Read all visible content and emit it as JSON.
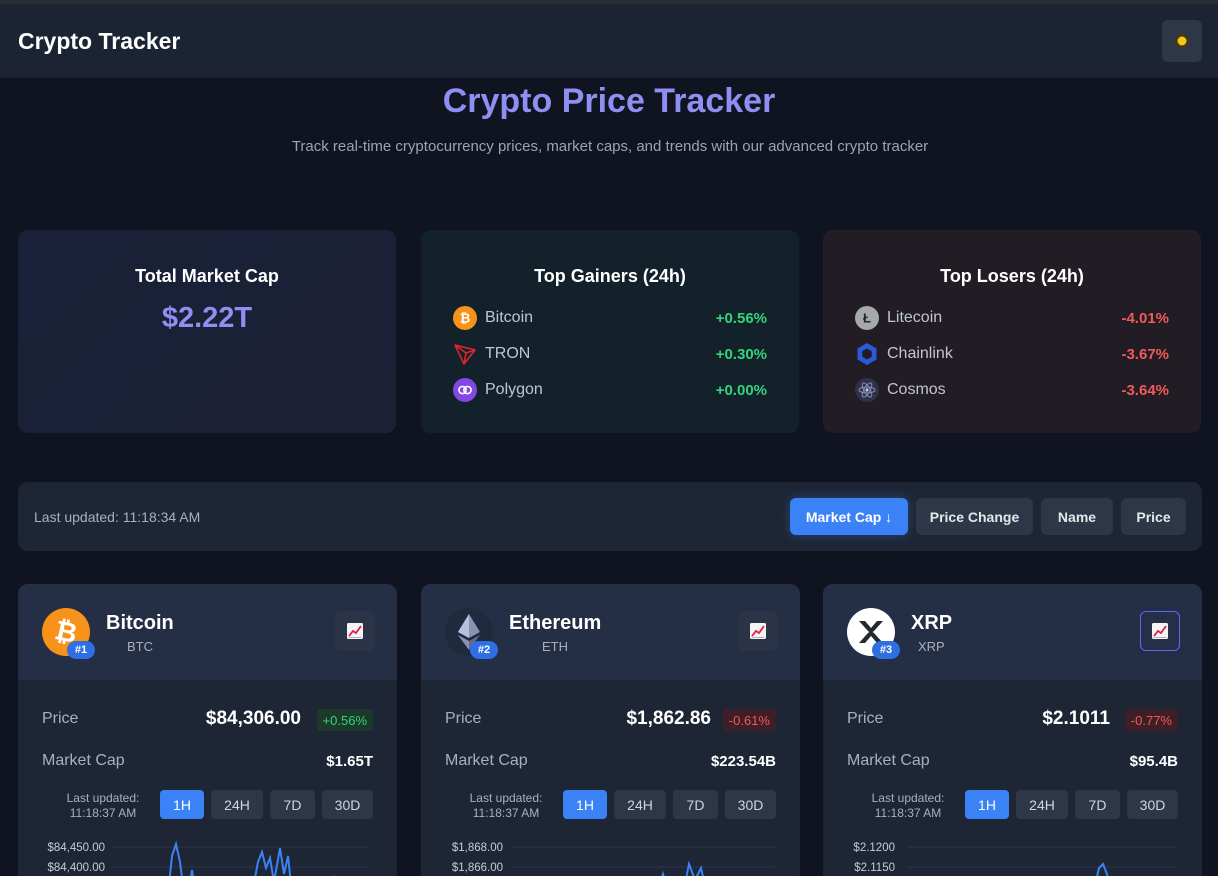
{
  "app": {
    "title": "Crypto Tracker",
    "theme_icon": "sun-icon"
  },
  "hero": {
    "title": "Crypto Price Tracker",
    "subtitle": "Track real-time cryptocurrency prices, market caps, and trends with our advanced crypto tracker"
  },
  "stats": {
    "market_cap": {
      "title": "Total Market Cap",
      "value": "$2.22T"
    },
    "gainers": {
      "title": "Top Gainers (24h)",
      "items": [
        {
          "name": "Bitcoin",
          "change": "+0.56%",
          "icon": "bitcoin-icon"
        },
        {
          "name": "TRON",
          "change": "+0.30%",
          "icon": "tron-icon"
        },
        {
          "name": "Polygon",
          "change": "+0.00%",
          "icon": "polygon-icon"
        }
      ]
    },
    "losers": {
      "title": "Top Losers (24h)",
      "items": [
        {
          "name": "Litecoin",
          "change": "-4.01%",
          "icon": "litecoin-icon"
        },
        {
          "name": "Chainlink",
          "change": "-3.67%",
          "icon": "chainlink-icon"
        },
        {
          "name": "Cosmos",
          "change": "-3.64%",
          "icon": "cosmos-icon"
        }
      ]
    }
  },
  "toolbar": {
    "last_updated": "Last updated: 11:18:34 AM",
    "sort_buttons": [
      {
        "label": "Market Cap ↓",
        "active": true
      },
      {
        "label": "Price Change",
        "active": false
      },
      {
        "label": "Name",
        "active": false
      },
      {
        "label": "Price",
        "active": false
      }
    ]
  },
  "coins": [
    {
      "name": "Bitcoin",
      "symbol": "BTC",
      "rank": "#1",
      "price_label": "Price",
      "price": "$84,306.00",
      "change": "+0.56%",
      "change_dir": "up",
      "mcap_label": "Market Cap",
      "market_cap": "$1.65T",
      "updated_label": "Last updated:",
      "updated_time": "11:18:37 AM",
      "timeframes": [
        "1H",
        "24H",
        "7D",
        "30D"
      ],
      "active_timeframe": "1H",
      "chart_toggle_icon": "chart-icon",
      "y_ticks": [
        "$84,450.00",
        "$84,400.00"
      ]
    },
    {
      "name": "Ethereum",
      "symbol": "ETH",
      "rank": "#2",
      "price_label": "Price",
      "price": "$1,862.86",
      "change": "-0.61%",
      "change_dir": "down",
      "mcap_label": "Market Cap",
      "market_cap": "$223.54B",
      "updated_label": "Last updated:",
      "updated_time": "11:18:37 AM",
      "timeframes": [
        "1H",
        "24H",
        "7D",
        "30D"
      ],
      "active_timeframe": "1H",
      "chart_toggle_icon": "chart-icon",
      "y_ticks": [
        "$1,868.00",
        "$1,866.00"
      ]
    },
    {
      "name": "XRP",
      "symbol": "XRP",
      "rank": "#3",
      "price_label": "Price",
      "price": "$2.1011",
      "change": "-0.77%",
      "change_dir": "down",
      "mcap_label": "Market Cap",
      "market_cap": "$95.4B",
      "updated_label": "Last updated:",
      "updated_time": "11:18:37 AM",
      "timeframes": [
        "1H",
        "24H",
        "7D",
        "30D"
      ],
      "active_timeframe": "1H",
      "chart_toggle_icon": "chart-icon",
      "y_ticks": [
        "$2.1200",
        "$2.1150"
      ]
    }
  ],
  "colors": {
    "accent": "#8f8ff3",
    "primary_button": "#3b82f6",
    "positive": "#34d37a",
    "negative": "#f05a5a"
  }
}
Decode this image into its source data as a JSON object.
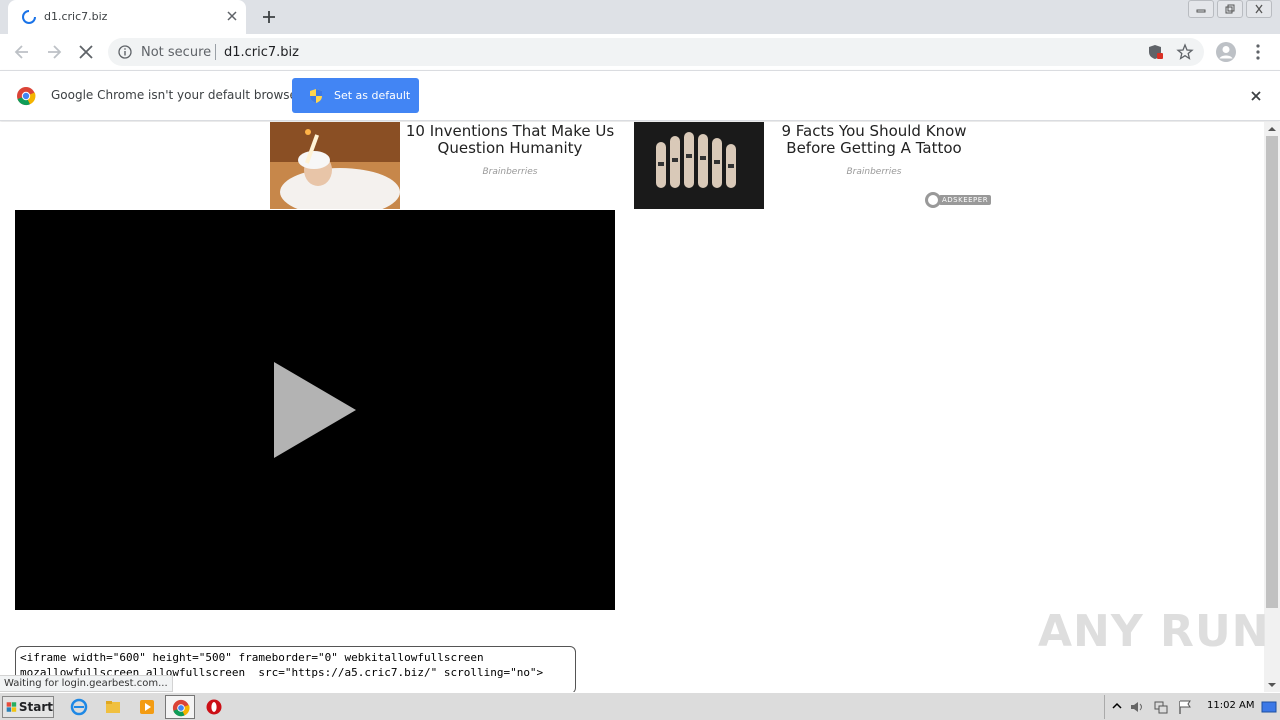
{
  "browser": {
    "tab_title": "d1.cric7.biz",
    "security_label": "Not secure",
    "url": "d1.cric7.biz"
  },
  "infobar": {
    "message": "Google Chrome isn't your default browser",
    "button_label": "Set as default"
  },
  "ads": [
    {
      "title": "10 Inventions That Make Us Question Humanity",
      "source": "Brainberries"
    },
    {
      "title": "9 Facts You Should Know Before Getting A Tattoo",
      "source": "Brainberries"
    }
  ],
  "ad_network": "ADSKEEPER",
  "embed_code": "<iframe width=\"600\" height=\"500\" frameborder=\"0\" webkitallowfullscreen\nmozallowfullscreen allowfullscreen  src=\"https://a5.cric7.biz/\" scrolling=\"no\">",
  "status_text": "Waiting for login.gearbest.com...",
  "watermark": "ANY RUN",
  "taskbar": {
    "start_label": "Start",
    "clock": "11:02 AM"
  },
  "colors": {
    "accent": "#4285f4",
    "video_bg": "#000000",
    "tabstrip_bg": "#dee1e6"
  }
}
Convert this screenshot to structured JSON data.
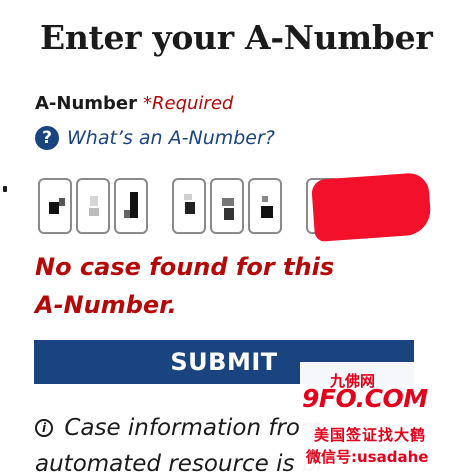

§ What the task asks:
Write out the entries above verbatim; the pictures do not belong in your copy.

§ Your solution:
Read all visible content and emit it as JSON.
{
  "app": {
    "title": "Crypto Tracker",
    "theme_icon": "sun-icon"
  },
  "hero": {
    "title": "Crypto Price Tracker",
    "subtitle": "Track real-time cryptocurrency prices, market caps, and trends with our advanced crypto tracker"
  },
  "stats": {
    "market_cap": {
      "title": "Total Market Cap",
      "value": "$2.22T"
    },
    "gainers": {
      "title": "Top Gainers (24h)",
      "items": [
        {
          "name": "Bitcoin",
          "change": "+0.56%",
          "icon": "bitcoin-icon"
        },
        {
          "name": "TRON",
          "change": "+0.30%",
          "icon": "tron-icon"
        },
        {
          "name": "Polygon",
          "change": "+0.00%",
          "icon": "polygon-icon"
        }
      ]
    },
    "losers": {
      "title": "Top Losers (24h)",
      "items": [
        {
          "name": "Litecoin",
          "change": "-4.01%",
          "icon": "litecoin-icon"
        },
        {
          "name": "Chainlink",
          "change": "-3.67%",
          "icon": "chainlink-icon"
        },
        {
          "name": "Cosmos",
          "change": "-3.64%",
          "icon": "cosmos-icon"
        }
      ]
    }
  },
  "toolbar": {
    "last_updated": "Last updated: 11:18:34 AM",
    "sort_buttons": [
      {
        "label": "Market Cap ↓",
        "active": true
      },
      {
        "label": "Price Change",
        "active": false
      },
      {
        "label": "Name",
        "active": false
      },
      {
        "label": "Price",
        "active": false
      }
    ]
  },
  "coins": [
    {
      "name": "Bitcoin",
      "symbol": "BTC",
      "rank": "#1",
      "price_label": "Price",
      "price": "$84,306.00",
      "change": "+0.56%",
      "change_dir": "up",
      "mcap_label": "Market Cap",
      "market_cap": "$1.65T",
      "updated_label": "Last updated:",
      "updated_time": "11:18:37 AM",
      "timeframes": [
        "1H",
        "24H",
        "7D",
        "30D"
      ],
      "active_timeframe": "1H",
      "chart_toggle_icon": "chart-icon",
      "y_ticks": [
        "$84,450.00",
        "$84,400.00"
      ]
    },
    {
      "name": "Ethereum",
      "symbol": "ETH",
      "rank": "#2",
      "price_label": "Price",
      "price": "$1,862.86",
      "change": "-0.61%",
      "change_dir": "down",
      "mcap_label": "Market Cap",
      "market_cap": "$223.54B",
      "updated_label": "Last updated:",
      "updated_time": "11:18:37 AM",
      "timeframes": [
        "1H",
        "24H",
        "7D",
        "30D"
      ],
      "active_timeframe": "1H",
      "chart_toggle_icon": "chart-icon",
      "y_ticks": [
        "$1,868.00",
        "$1,866.00"
      ]
    },
    {
      "name": "XRP",
      "symbol": "XRP",
      "rank": "#3",
      "price_label": "Price",
      "price": "$2.1011",
      "change": "-0.77%",
      "change_dir": "down",
      "mcap_label": "Market Cap",
      "market_cap": "$95.4B",
      "updated_label": "Last updated:",
      "updated_time": "11:18:37 AM",
      "timeframes": [
        "1H",
        "24H",
        "7D",
        "30D"
      ],
      "active_timeframe": "1H",
      "chart_toggle_icon": "chart-icon",
      "y_ticks": [
        "$2.1200",
        "$2.1150"
      ]
    }
  ],
  "colors": {
    "accent": "#8f8ff3",
    "primary_button": "#3b82f6",
    "positive": "#34d37a",
    "negative": "#f05a5a"
  }
}
Decode this image into its source data as a JSON object.
{
  "browser": {
    "tab_title": "d1.cric7.biz",
    "security_label": "Not secure",
    "url": "d1.cric7.biz"
  },
  "infobar": {
    "message": "Google Chrome isn't your default browser",
    "button_label": "Set as default"
  },
  "ads": [
    {
      "title": "10 Inventions That Make Us Question Humanity",
      "source": "Brainberries"
    },
    {
      "title": "9 Facts You Should Know Before Getting A Tattoo",
      "source": "Brainberries"
    }
  ],
  "ad_network": "ADSKEEPER",
  "embed_code": "<iframe width=\"600\" height=\"500\" frameborder=\"0\" webkitallowfullscreen\nmozallowfullscreen allowfullscreen  src=\"https://a5.cric7.biz/\" scrolling=\"no\">",
  "status_text": "Waiting for login.gearbest.com...",
  "watermark": "ANY RUN",
  "taskbar": {
    "start_label": "Start",
    "clock": "11:02 AM"
  },
  "colors": {
    "accent": "#4285f4",
    "video_bg": "#000000",
    "tabstrip_bg": "#dee1e6"
  }
}
Convert this screenshot to structured JSON data.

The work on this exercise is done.